“And the pleasure is all mine.” He’d Kept Damaris last year; he liked girls at least as much as he liked boys. And his eyes were all over her. She smiled, and did the thing with her lower back that made her chest look just that much more impressive. Thank you, Mom.
It had the desired effect… and then an undesired one. His eyes lingered on her breasts, and then trailed up to her throat. “You’re collared.”
Bel weighed her responses. “There aren’t many in the Ninth that aren’t, by this point.”

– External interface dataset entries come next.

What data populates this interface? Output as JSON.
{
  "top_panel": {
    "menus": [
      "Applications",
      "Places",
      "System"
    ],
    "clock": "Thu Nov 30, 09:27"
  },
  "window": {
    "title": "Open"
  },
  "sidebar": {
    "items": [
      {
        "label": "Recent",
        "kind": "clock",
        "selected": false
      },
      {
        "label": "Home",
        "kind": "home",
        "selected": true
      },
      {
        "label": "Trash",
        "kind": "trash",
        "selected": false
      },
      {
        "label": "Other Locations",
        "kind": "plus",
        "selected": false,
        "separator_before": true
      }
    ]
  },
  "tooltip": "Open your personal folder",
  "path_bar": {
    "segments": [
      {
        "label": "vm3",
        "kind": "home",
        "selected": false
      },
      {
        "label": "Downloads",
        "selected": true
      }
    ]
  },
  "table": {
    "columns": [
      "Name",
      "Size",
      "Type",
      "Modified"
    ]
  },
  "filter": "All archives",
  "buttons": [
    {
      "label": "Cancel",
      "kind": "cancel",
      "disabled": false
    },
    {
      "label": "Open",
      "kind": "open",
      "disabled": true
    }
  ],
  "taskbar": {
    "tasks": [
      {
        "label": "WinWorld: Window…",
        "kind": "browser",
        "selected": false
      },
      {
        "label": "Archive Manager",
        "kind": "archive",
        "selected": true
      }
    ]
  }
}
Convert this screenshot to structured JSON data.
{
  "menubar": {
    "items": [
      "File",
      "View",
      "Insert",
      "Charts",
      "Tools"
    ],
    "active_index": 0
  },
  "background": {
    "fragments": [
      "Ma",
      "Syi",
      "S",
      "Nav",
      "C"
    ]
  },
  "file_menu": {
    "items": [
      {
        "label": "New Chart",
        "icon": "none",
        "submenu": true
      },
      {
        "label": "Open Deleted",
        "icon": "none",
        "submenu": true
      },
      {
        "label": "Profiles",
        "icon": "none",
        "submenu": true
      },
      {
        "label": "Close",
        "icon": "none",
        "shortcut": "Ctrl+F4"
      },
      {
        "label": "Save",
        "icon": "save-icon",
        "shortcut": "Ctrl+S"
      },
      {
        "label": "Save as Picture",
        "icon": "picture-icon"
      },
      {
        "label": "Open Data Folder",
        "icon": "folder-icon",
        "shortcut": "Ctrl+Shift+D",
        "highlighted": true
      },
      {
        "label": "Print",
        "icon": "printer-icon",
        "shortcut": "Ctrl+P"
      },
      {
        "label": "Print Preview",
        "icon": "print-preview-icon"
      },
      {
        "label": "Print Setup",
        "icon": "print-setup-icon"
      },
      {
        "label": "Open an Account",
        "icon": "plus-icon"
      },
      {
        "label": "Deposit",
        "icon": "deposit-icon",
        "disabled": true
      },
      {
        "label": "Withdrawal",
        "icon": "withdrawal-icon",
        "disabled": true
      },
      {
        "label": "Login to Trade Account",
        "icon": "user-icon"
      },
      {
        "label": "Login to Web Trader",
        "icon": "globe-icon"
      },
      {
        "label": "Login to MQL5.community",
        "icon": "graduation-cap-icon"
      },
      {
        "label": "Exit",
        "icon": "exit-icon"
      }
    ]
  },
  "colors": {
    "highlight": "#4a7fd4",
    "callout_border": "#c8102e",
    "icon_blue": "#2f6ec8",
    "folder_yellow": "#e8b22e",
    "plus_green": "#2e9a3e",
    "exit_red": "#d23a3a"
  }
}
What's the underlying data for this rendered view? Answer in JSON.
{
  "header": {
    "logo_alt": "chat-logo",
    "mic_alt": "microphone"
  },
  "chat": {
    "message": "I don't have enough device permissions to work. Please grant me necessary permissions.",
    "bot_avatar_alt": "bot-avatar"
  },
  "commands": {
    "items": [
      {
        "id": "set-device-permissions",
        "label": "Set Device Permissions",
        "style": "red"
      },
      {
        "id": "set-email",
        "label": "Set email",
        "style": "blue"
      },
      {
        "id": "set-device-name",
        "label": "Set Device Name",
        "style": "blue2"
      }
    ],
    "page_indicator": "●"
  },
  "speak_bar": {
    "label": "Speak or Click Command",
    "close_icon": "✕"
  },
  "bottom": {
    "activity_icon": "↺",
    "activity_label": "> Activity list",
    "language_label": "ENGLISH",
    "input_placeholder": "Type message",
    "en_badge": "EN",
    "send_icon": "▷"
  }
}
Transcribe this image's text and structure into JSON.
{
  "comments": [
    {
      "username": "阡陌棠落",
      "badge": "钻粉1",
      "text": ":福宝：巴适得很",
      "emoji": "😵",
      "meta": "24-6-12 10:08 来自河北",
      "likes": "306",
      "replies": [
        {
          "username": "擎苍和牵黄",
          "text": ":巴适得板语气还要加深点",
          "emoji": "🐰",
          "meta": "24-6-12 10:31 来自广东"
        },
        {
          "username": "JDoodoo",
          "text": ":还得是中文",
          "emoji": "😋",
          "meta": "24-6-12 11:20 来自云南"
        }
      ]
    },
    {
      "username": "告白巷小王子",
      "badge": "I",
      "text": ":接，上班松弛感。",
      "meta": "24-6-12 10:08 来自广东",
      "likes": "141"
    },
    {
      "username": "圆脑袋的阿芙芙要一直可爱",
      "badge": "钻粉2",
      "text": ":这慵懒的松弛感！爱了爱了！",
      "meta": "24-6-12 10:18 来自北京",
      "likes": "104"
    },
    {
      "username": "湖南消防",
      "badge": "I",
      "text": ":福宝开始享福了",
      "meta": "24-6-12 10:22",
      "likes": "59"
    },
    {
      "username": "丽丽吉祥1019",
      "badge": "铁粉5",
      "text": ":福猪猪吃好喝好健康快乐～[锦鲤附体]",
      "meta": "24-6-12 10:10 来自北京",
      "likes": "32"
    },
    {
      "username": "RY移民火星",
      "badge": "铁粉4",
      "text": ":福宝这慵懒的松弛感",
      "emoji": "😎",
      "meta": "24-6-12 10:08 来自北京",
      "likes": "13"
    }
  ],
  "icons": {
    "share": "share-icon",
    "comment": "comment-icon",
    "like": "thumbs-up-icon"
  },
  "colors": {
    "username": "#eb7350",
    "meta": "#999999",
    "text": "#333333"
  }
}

“Harrumph.” He frowned. “It’s always like that, the beginning of the year. And you always have some smart-asses.”
“Like Ciara?” Maybe Bel liked bear-baiting, too.
The Kraken just smiled. It wasn’t a nice smile, but it was a smile. “Amadeus was – is, I suppose – my friend. But he deserved that. He got sloppy.”
Bel smiled back at him. She was pretty sure he was getting the better end of the deal. “Sometimes, I’m told, that happens. I see Xanthia is here today.”
The sharp expression went away, replaced with something that was just amused. “Hemlock is bribing her out of her hole with cookies.”
He sounded more amused with each passing sentence. Good. “With cookies. I guess Lemon decided he needed dating tips.”
“That is a lovely and sweet method of gaining a Kept or a girlfriend.”
“Is that what your Keeper did?”
“Mine?” She touched her collar as if she was unaware of the conversation they’d been dancing around. “No. He brought me roses, and lovely stories, and he was nice to my friends.”
“An unconventional method, here in Addergoole.”
“Perhaps more people need to ignore the conventions. What did you do with yours?” She risked bringing his attention back to Speed.
Rather than snarling, he smiled. “Ah, my Speed. He walked up to me and suggested I should Keep him.”
Bel licked her lips and smiled. From what she knew of Speed, she could easily believe that. “Unconventional.”
“Perhaps more people should be unconventional.”
Art by the Inventrix
Addergoole: Year Nine updates every Wednesday evening EST. Want more?